INFORMATION GIVEN
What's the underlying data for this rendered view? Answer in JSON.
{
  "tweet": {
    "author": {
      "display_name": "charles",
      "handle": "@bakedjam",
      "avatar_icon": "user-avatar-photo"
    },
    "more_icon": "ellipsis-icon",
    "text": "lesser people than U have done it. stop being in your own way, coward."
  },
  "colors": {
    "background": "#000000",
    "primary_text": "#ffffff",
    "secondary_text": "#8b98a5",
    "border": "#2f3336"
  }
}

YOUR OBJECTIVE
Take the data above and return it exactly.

THE ANSWER
What's the underlying data for this rendered view? Answer in JSON.
{
  "tweet": {
    "author": {
      "display_name": "charles",
      "handle": "@bakedjam",
      "avatar_icon": "user-avatar-photo"
    },
    "more_icon": "ellipsis-icon",
    "text": "lesser people than U have done it. stop being in your own way, coward."
  },
  "colors": {
    "background": "#000000",
    "primary_text": "#ffffff",
    "secondary_text": "#8b98a5",
    "border": "#2f3336"
  }
}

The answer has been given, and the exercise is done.